X-Men: The Last Stand
Directed by Brett Ratner
Written by Simon Kinberg
and Zak Penn
Starring Patrick Stewart, Ian McKellen and Hugh Jackman
Don't take that "last stand" part of the new X-Men film title at face value: If you hang on through the closing credits, past the roll call of hundreds of stunt men, animators and assistants to everybody, there's a final teaser scene that strongly hints of future wars and more apocalyptic scenarios to come in the X-Men franchise.
With more superheroes, more action and more stuff blowing up than ever before, X-Men: The Last Stand has the climactic oomph that suggests a finale, though not the gravitas to suggest a resolution. The series, started by director Bryan Singer in 2000, and continued in his impressive 2003 follow up, is not quite like anything else in the comics-to-movies world -- an ensemble superhero movie that is more about social issues (and wigs and prosthetics) than about heroics. Though this third film, directed by the ham-handed Brett Ratner ( Rush Hour), slides into overstuffed narrative complication and self-parodying quippiness, the pop mythology remains intact, even vital.

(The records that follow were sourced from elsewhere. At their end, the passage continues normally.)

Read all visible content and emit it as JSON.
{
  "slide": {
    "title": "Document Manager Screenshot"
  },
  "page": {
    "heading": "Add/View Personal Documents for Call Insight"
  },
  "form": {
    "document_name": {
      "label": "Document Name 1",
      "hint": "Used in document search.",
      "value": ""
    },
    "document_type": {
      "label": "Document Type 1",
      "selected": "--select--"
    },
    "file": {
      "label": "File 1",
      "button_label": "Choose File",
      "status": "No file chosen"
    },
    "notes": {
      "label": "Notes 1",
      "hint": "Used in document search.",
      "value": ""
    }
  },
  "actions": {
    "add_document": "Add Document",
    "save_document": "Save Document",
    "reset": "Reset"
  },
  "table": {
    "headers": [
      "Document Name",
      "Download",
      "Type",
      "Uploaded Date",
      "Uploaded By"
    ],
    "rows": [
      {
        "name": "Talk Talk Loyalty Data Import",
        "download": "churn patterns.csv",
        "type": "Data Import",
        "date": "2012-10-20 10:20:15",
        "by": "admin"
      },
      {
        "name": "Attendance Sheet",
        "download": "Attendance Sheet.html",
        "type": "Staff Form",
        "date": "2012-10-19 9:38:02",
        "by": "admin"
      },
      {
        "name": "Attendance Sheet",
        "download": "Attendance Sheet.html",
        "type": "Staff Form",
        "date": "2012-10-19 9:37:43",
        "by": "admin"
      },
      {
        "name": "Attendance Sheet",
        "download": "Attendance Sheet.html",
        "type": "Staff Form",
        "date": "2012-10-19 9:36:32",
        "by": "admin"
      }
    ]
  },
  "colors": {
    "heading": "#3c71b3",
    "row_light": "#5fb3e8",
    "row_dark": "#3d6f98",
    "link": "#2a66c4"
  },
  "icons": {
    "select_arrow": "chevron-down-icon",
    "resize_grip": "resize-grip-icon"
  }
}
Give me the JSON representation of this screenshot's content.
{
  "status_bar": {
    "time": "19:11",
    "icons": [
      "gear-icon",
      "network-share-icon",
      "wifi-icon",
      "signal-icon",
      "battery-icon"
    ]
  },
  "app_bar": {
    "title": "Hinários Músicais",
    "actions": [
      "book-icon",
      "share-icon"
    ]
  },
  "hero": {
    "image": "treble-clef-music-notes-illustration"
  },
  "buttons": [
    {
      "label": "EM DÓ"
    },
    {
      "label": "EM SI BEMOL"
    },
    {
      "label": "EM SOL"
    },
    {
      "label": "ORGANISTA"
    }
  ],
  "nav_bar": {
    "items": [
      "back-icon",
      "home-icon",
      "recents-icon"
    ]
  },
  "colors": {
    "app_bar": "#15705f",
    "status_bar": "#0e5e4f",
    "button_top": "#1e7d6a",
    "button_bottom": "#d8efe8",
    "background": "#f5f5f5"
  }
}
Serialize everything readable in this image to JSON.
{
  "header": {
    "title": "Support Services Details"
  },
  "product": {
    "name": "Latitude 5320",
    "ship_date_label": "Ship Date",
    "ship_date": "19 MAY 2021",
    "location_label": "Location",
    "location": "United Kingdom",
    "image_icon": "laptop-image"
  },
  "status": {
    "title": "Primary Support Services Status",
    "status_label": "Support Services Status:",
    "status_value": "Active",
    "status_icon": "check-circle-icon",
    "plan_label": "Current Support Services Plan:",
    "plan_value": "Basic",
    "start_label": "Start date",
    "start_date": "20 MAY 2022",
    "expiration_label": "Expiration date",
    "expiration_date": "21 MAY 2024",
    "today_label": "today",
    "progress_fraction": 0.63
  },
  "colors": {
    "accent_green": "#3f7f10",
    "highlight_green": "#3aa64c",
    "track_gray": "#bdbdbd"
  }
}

X-Men has always been casual, even anarchic, in hewing to the laws of physics or narrative logic. The twin poles are Patrick Stewart and Ian McKellen, the two Royal Shakespeare Company veterans, who use their polished baritones to makepreposterous declarations sound almost plausible. They are assisted by the architectonic sets and a rotating cast of superhero skills: those with porcupine quills, wings, sword fingers, those who walk through walls and those who knock them down. And, of course, there's Rebecca Romijn's Mystique, a woman capable of assuming any human shape who prefers to walk around mostly naked and painted blue. The result is a kind of attention-deficit movie-making, where the busy parade of costumes, characters and cameos provides a constant source of diversion without wasting our time with dramatic filler between the action sequences. Given what passes for drama in most action films, this is not entirely a bad thing.
In any case, X-Men has always been more about issues than characters, with vestiges of its 1960s history, when Stan Lee created it as a mirror of the civil-rights movement. Led by the bald and brave Professor Charles Xavier (Stewart), the gang of misfits around Xavier's School for Gifted Youngsters battle anti-mutant discrimination and Bush-administration-like intrusions of government authority.
This time, the issue is a discovery of a "cure" for mutancy, which will turn these near-gods to diminished mortals. "You can't cure being a mutant -- there's nothing to cure," protests Halle Berry's Storm, stealing from the gay-rights primer.
At the same time, the good mutants must stop the radical bad mutants led by McKellen's Magneto, who, in the current incarnation has transformed from simply misguided to a campy version of Osama bin Laden, a narcissistic terrorist who issues gloating videotapes to rouse his followers and taunt his enemies.
The core group -- Hugh Jackman's Wolverine, Berry's Storm, Famke Janssen's Jean Grey, Anna Paquin's Rogue -- are all given their brief slices of screen time for their rivalries and intrigues with other mutants. This may cause astute fans of the franchise to wonder: Wasn't Jean Grey deeply and unqualifiedly dead in the last movie?
Well now she's back, or rather, her suppressed alter-ego, Phoenix, a woman of powerful sexual and destructive impulses, has arisen inside her. Poor Jean/Phoenix stands, her coppery hair blowing in the breeze as she wears the worried look of someone who might have left the kettle on, while the world explodes around her. This makes romance with the lusty Wolverine difficult, nor does she trust Charles Xavier. Naturally, the wily Magneto co-opts her for his side as his personal weapon of mass destruction, to accompany a new batch of mutants. Then, in a showy display, Magneto relocates the Golden Gate Bridge so that it serves as a ramp to Alcatraz, where the "cure" in the form of a messianic boy child (Cameron Bright) is being held.
In the busy final standoff a whole new batch of mutants on each side show their skills, with Aaron Stanford's Pyro and Vinnie Jones's Juggernaut on the bad mutants side, with the angelic winged Ben Foster and callow Ellen Page as a girl who can walk through walls. Surely some of these characters must make a return in future incarnations?
Most notably, there's Kelsey Grammer, dressed up as the blue and hairy mutant-to-human diplomat, who makes an appearance as Henry McCoy aka Beast. Finally, it seems Grammer has found a role that doesn't make you think of Frasier Crane (though given the chaotic logic of X-Men, you could easily see him vanquishing his enemies by performing Three Little Maids from School Are We from The Mikado). Unexpectedly, he's the same blue shade as Romijn's statuesque Mystique, though the possibility they are of the same species, either mutant or human, seems remote.